[Items from a dataset]
=== Begin Enclosure ===

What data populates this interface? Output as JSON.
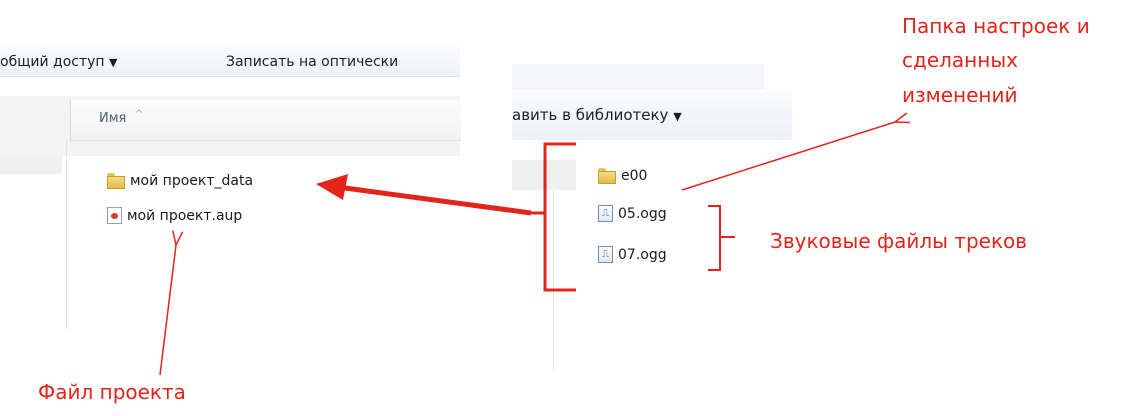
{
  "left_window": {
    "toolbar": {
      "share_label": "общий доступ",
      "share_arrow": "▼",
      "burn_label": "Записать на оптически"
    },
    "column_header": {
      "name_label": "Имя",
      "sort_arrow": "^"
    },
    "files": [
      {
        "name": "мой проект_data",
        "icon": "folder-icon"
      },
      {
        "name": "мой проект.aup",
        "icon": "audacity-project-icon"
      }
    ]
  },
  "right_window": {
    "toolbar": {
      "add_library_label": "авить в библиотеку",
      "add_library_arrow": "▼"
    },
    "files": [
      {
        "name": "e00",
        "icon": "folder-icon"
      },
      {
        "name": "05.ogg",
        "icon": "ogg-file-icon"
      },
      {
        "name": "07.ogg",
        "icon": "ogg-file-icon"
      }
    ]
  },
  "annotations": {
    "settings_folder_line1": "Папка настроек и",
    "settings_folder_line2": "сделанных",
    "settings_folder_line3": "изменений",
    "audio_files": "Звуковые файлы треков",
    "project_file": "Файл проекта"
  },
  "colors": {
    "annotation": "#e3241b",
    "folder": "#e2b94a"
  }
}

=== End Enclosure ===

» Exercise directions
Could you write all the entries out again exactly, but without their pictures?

» Response to this task
What data populates this interface? Output as JSON.
{
  "left_window": {
    "toolbar": {
      "share_label": "общий доступ",
      "share_arrow": "▼",
      "burn_label": "Записать на оптически"
    },
    "column_header": {
      "name_label": "Имя",
      "sort_arrow": "^"
    },
    "files": [
      {
        "name": "мой проект_data",
        "icon": "folder-icon"
      },
      {
        "name": "мой проект.aup",
        "icon": "audacity-project-icon"
      }
    ]
  },
  "right_window": {
    "toolbar": {
      "add_library_label": "авить в библиотеку",
      "add_library_arrow": "▼"
    },
    "files": [
      {
        "name": "e00",
        "icon": "folder-icon"
      },
      {
        "name": "05.ogg",
        "icon": "ogg-file-icon"
      },
      {
        "name": "07.ogg",
        "icon": "ogg-file-icon"
      }
    ]
  },
  "annotations": {
    "settings_folder_line1": "Папка настроек и",
    "settings_folder_line2": "сделанных",
    "settings_folder_line3": "изменений",
    "audio_files": "Звуковые файлы треков",
    "project_file": "Файл проекта"
  },
  "colors": {
    "annotation": "#e3241b",
    "folder": "#e2b94a"
  }
}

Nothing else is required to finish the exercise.